Submitted to: Environmental Pollution
Publication Type: Peer Reviewed Journal
Publication Acceptance Date: December 31, 2000
Publication Date: N/A
Interpretive Summary: Predicting agrochemical fate and transport in the environment is necessary to design agronomic practices that have minimal impact on surrounding ecosystems and biota. Models are used to make these predictions but the models do not consider the chemistry of pesticides or their interactions with soil and water components. This information is difficult to quantitate ebecause few methods have been available to study these interactions. Recen advances correlating pesticide chemical structure with observed behavior has proven to be effective. Several spectroscopic techniques have also shown promise. Recent work has demonstrated that these tools are invaluable in describing specific laboratory observations. Applying these techniques to field conditions will require in-depth studies of simpler compounds. These studies will provide background information that can be extrapolated to more complex chemical environments.

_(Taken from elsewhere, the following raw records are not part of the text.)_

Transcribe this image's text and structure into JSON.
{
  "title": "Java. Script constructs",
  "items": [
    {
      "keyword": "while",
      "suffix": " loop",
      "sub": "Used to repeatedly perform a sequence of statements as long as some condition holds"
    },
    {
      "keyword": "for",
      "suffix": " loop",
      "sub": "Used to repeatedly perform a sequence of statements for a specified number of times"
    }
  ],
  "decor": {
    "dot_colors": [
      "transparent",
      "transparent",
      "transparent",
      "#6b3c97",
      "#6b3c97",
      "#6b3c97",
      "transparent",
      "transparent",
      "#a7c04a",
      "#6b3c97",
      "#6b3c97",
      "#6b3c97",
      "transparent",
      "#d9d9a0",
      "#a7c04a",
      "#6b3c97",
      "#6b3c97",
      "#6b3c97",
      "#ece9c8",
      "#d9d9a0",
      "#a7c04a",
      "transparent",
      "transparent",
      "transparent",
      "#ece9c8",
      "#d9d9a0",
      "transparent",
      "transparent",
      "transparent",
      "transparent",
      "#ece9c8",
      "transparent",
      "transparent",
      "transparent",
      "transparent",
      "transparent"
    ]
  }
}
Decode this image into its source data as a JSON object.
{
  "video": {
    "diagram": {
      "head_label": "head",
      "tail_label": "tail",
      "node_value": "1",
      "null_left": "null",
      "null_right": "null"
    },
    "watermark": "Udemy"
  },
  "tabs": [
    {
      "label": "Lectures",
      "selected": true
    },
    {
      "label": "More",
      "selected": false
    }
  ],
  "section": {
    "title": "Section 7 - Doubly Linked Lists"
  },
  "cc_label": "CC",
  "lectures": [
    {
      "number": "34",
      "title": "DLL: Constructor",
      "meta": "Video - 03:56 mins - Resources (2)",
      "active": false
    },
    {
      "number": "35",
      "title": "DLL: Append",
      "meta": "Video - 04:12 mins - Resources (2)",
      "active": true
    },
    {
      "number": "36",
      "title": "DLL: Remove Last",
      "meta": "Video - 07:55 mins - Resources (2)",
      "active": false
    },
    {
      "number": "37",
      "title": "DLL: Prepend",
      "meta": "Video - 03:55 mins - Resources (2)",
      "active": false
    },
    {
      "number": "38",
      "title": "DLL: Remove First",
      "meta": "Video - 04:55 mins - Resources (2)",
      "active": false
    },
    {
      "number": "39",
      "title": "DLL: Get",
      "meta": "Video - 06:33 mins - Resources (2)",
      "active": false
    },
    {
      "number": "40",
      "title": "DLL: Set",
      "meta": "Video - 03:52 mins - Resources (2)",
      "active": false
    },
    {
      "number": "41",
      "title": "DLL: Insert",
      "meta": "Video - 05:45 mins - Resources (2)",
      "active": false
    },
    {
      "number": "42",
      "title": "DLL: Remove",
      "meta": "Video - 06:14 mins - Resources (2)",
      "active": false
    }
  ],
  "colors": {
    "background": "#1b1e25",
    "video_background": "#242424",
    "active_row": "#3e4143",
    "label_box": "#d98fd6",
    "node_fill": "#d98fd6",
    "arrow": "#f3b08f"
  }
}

Understanding and quantifying the sorption of agrochemicals onto soils is essential to predict their fate and transport in the environment. While many correlations exist between partition coefficients of organic pollutants onto soils and the quantity of soil organic matter, only recent studies have revealed the importance of the nature of soil organic matter. In many instances, the polarity index (PI) O+N/C) of the organic sorbent should be considered. A regression of K solubility, and polarity index indicated that correlations between those properties and the extent of sorption are very specific to the pollutant class. Nuclear magnetic resonance (NMR) spectroscopy is widely used in routine structure elucidation of natural organic matter and other organic compounds, yet its application in the field of environmental sciences is relatively untapped. Recent work has proved NMR to be invaluable at identifying conformations and metabolites, interactions with soil constituents, reactivity, and heterogeneous catalytic processes of organic pollutants. Yet, before NMR can be applied to field conditions, in-depth studies must be conducted in simple chemical environments to provide background information that can be extrapolated to interpret interactions in more complex environments.